    Why? It’s the sperm approach. It seems to work for broadcast spawners. JJ is just taking term literally.

    What disturbs me is that it sounds like a show devoted to weekly attempted murders of a child. Not only that, but it sounds like they won’t have to do any special effects for seven years until she finally “comes into her own” and is actually able to demonstrate powers. So it’s a soap opera. But we all know she is as likely to get killed as Gilligan is to get rescued. Show over. (Same with Revolution and electricity). Plus, stupid networks don’t let these kinds of teaser shows run to length anymore. They put them on at knuckleheaded times and make them go on hiatus for months just so they can justify killing off the show and – I don’t know – collect the cancellation insurance or something? So what’s the point?

  • Guest

    “So it’s a soap opera. But we all know she is as likely to get killed as Gilligan is to get rescued. Show over.”

    Sounds like your ability to suspend disbelief is lacking, because that’s a silly argument that can be used to dismiss any show. Like so: “We all know Captain Picard won’t be killed every week. Show over.” Only persons deficient in imagination would make such a claim and mean it. I imagine you don’t really mean it.

    “They put them on at knuckleheaded times and make them go on hiatus for
    months just so they can justify killing off the show and – I don’t know -
    collect the cancellation insurance or something?”

    This conspiracy theory has nothing to it. No one wants a series project to fail, let alone the expensive speculative-fiction type series. Money is lost. There’s no payoff. They often lose money on it up front even if the ratings are reasonably good; disc sales, merchandising and syndication deals are the big payoffs, but those are down the line and you have to succeed to get there.

  • JWPlatt

    Star Trek was not a show about multiple people trying to hunt down a little girl each week.

    How can educated network programming executives be so stupid for so many years without being intentionally stupid?

  • Kang the Unbalanced

    Just for example, Fox has screwed Joss Whedon twice in exactly the same fashion. Not to mention what TNT did to Babylon 5 in the 5th season, Witchblade, and pretty much anything interesting they’ve ever had their hands on. If it’s not a desire to see a genre project fail, then I’m hard pressed to say what the hell their motivation is.

  • BlueThunder

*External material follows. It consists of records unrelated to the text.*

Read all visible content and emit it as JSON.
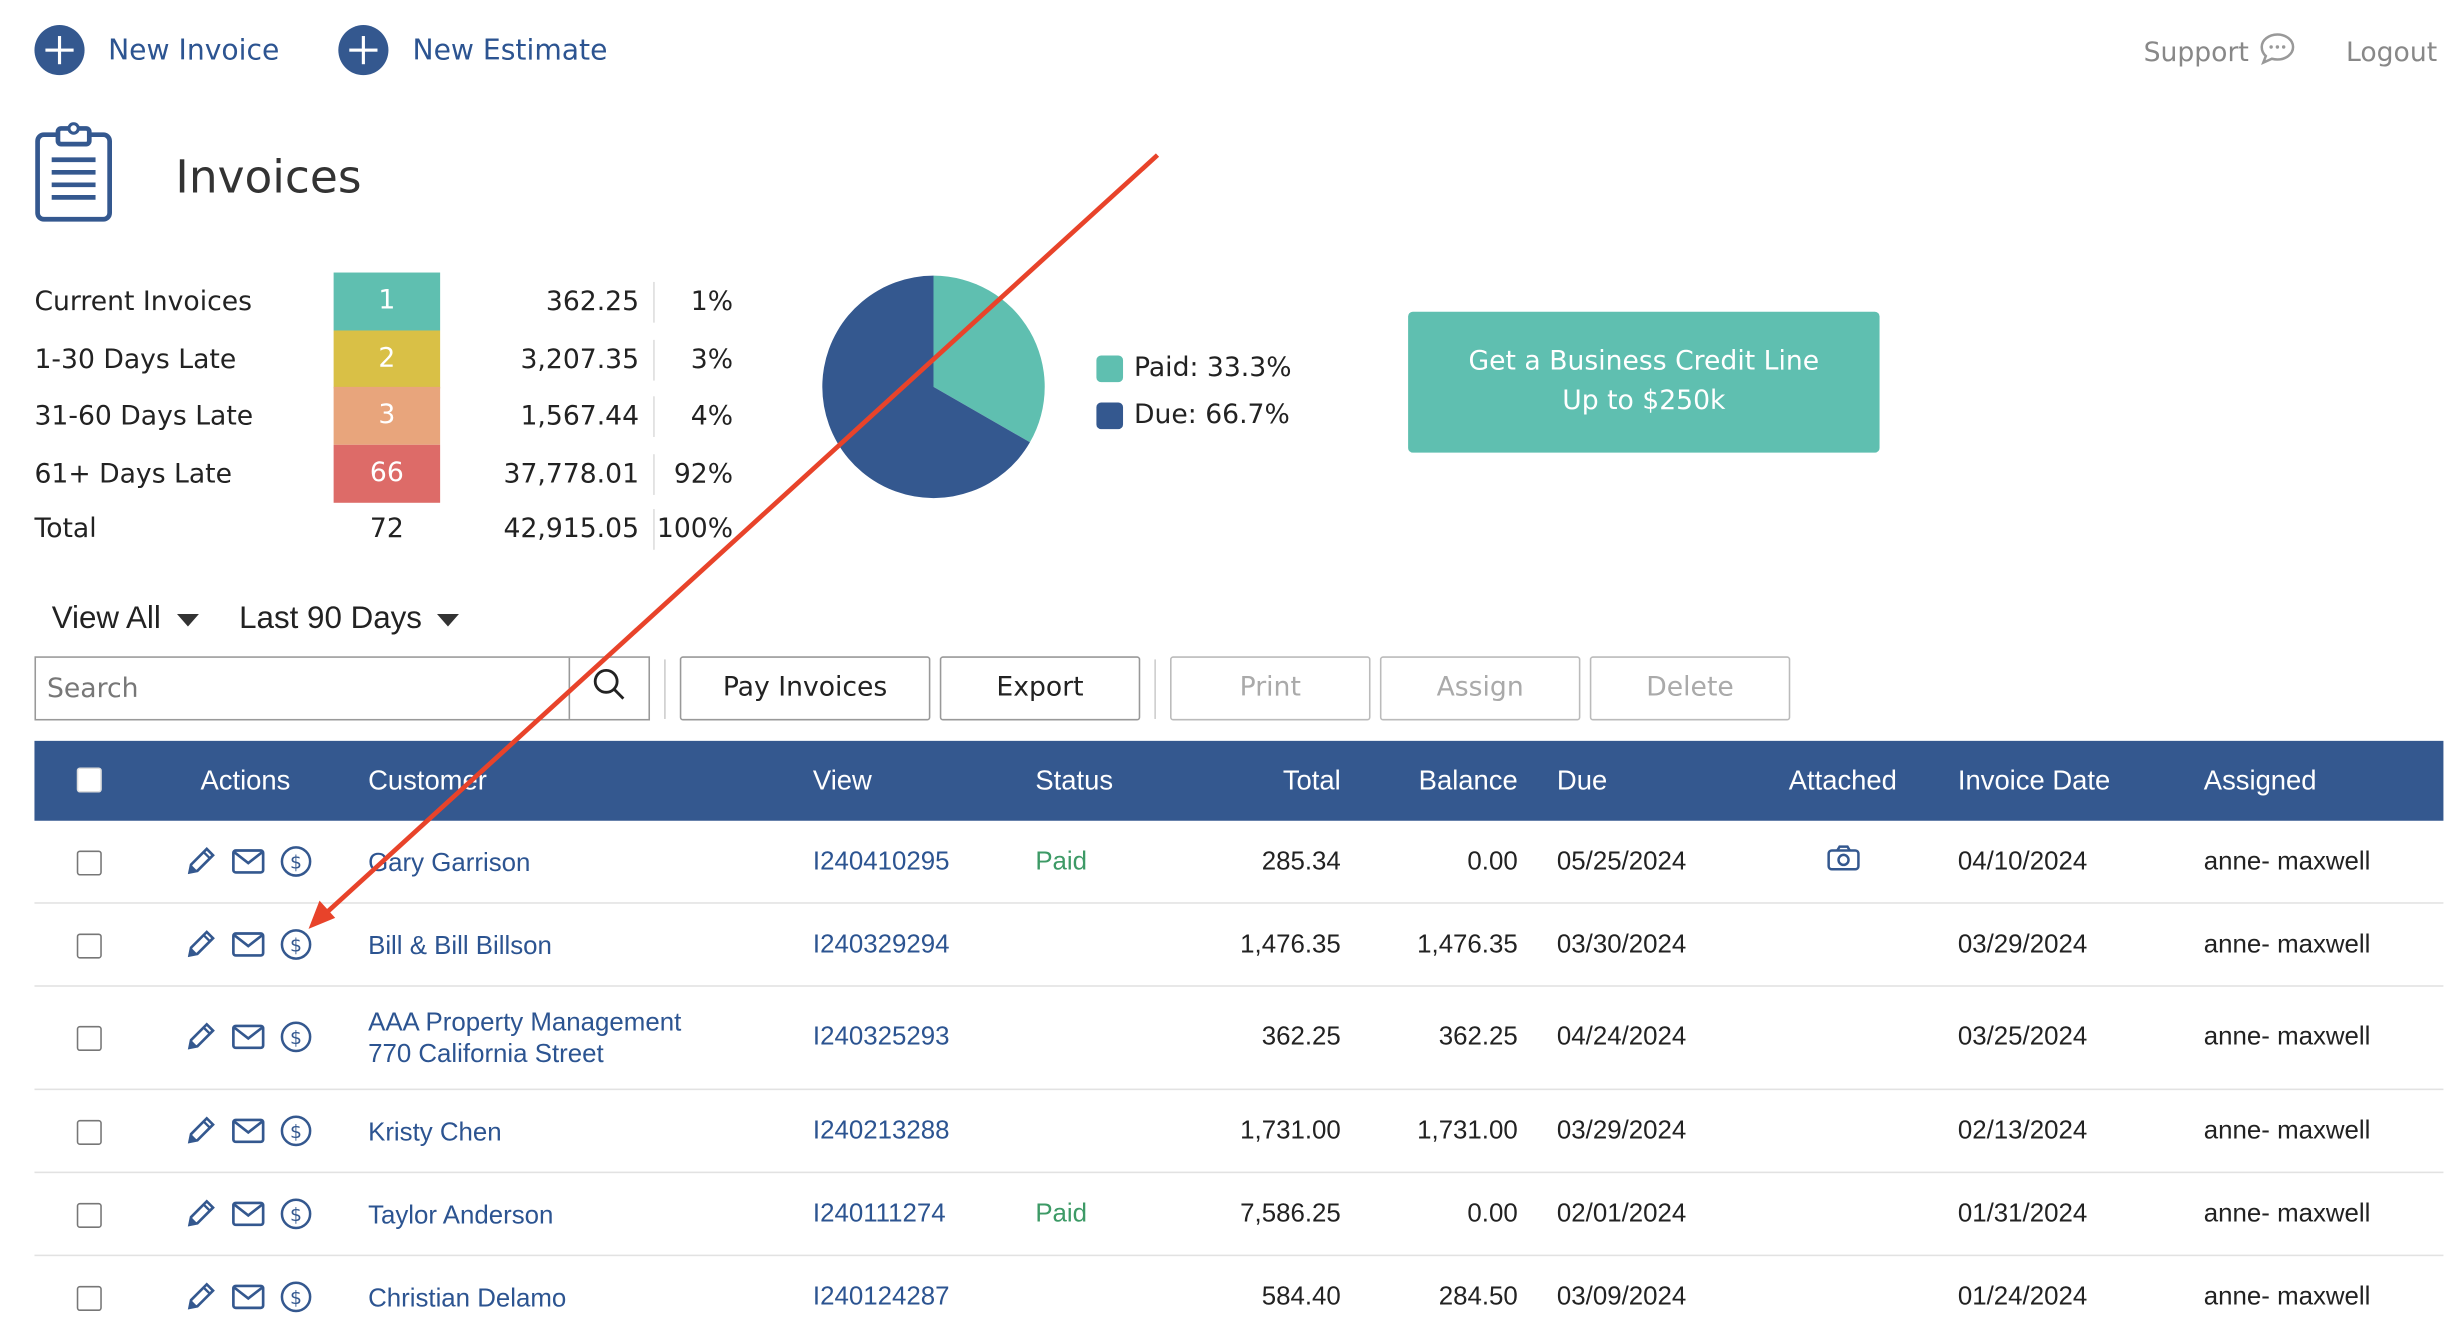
{
  "topbar": {
    "new_invoice": "New Invoice",
    "new_estimate": "New Estimate",
    "support": "Support",
    "logout": "Logout"
  },
  "page_title": "Invoices",
  "summary": {
    "rows": [
      {
        "label": "Current Invoices",
        "count": "1",
        "amount": "362.25",
        "percent": "1%",
        "color": "#5fbfb0"
      },
      {
        "label": "1-30 Days Late",
        "count": "2",
        "amount": "3,207.35",
        "percent": "3%",
        "color": "#d9c046"
      },
      {
        "label": "31-60 Days Late",
        "count": "3",
        "amount": "1,567.44",
        "percent": "4%",
        "color": "#e8a57c"
      },
      {
        "label": "61+ Days Late",
        "count": "66",
        "amount": "37,778.01",
        "percent": "92%",
        "color": "#dd6b68"
      }
    ],
    "total": {
      "label": "Total",
      "count": "72",
      "amount": "42,915.05",
      "percent": "100%"
    }
  },
  "chart_data": {
    "type": "pie",
    "slices": [
      {
        "label": "Paid: 33.3%",
        "value": 33.3,
        "color": "#5fbfb0"
      },
      {
        "label": "Due: 66.7%",
        "value": 66.7,
        "color": "#34588f"
      }
    ]
  },
  "promo": {
    "line1": "Get a Business Credit Line",
    "line2": "Up to $250k"
  },
  "filters": {
    "view": "View All",
    "range": "Last 90 Days"
  },
  "toolbar": {
    "search_placeholder": "Search",
    "pay": "Pay Invoices",
    "export": "Export",
    "print": "Print",
    "assign": "Assign",
    "delete": "Delete"
  },
  "table": {
    "columns": {
      "actions": "Actions",
      "customer": "Customer",
      "view": "View",
      "status": "Status",
      "total": "Total",
      "balance": "Balance",
      "due": "Due",
      "attached": "Attached",
      "invoice_date": "Invoice Date",
      "assigned": "Assigned"
    },
    "rows": [
      {
        "customer": "Gary Garrison",
        "customer2": "",
        "invoice": "I240410295",
        "status": "Paid",
        "total": "285.34",
        "balance": "0.00",
        "due": "05/25/2024",
        "attached": true,
        "date": "04/10/2024",
        "assigned": "anne- maxwell"
      },
      {
        "customer": "Bill & Bill Billson",
        "customer2": "",
        "invoice": "I240329294",
        "status": "",
        "total": "1,476.35",
        "balance": "1,476.35",
        "due": "03/30/2024",
        "attached": false,
        "date": "03/29/2024",
        "assigned": "anne- maxwell"
      },
      {
        "customer": "AAA Property Management",
        "customer2": "770 California Street",
        "invoice": "I240325293",
        "status": "",
        "total": "362.25",
        "balance": "362.25",
        "due": "04/24/2024",
        "attached": false,
        "date": "03/25/2024",
        "assigned": "anne- maxwell"
      },
      {
        "customer": "Kristy Chen",
        "customer2": "",
        "invoice": "I240213288",
        "status": "",
        "total": "1,731.00",
        "balance": "1,731.00",
        "due": "03/29/2024",
        "attached": false,
        "date": "02/13/2024",
        "assigned": "anne- maxwell"
      },
      {
        "customer": "Taylor Anderson",
        "customer2": "",
        "invoice": "I240111274",
        "status": "Paid",
        "total": "7,586.25",
        "balance": "0.00",
        "due": "02/01/2024",
        "attached": false,
        "date": "01/31/2024",
        "assigned": "anne- maxwell"
      },
      {
        "customer": "Christian Delamo",
        "customer2": "",
        "invoice": "I240124287",
        "status": "",
        "total": "584.40",
        "balance": "284.50",
        "due": "03/09/2024",
        "attached": false,
        "date": "01/24/2024",
        "assigned": "anne- maxwell"
      }
    ]
  },
  "annotation": {
    "color": "#e8432a"
  }
}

    Quite simply, educated network programming executives are motivated by monetary and fiscal gain. One of the seven deadly sins known as greed(which sounds like another description for shit in general). They could care less about artistic quality in the spectrum of things. Their only goal is to make a profit.

    All the more reason why the quality and content of television and the cinema sucks these days.

  • JWPlatt

    Ok, I hear you. But how do consistent acts of sabotage that obviously lose viewers help the bottom line?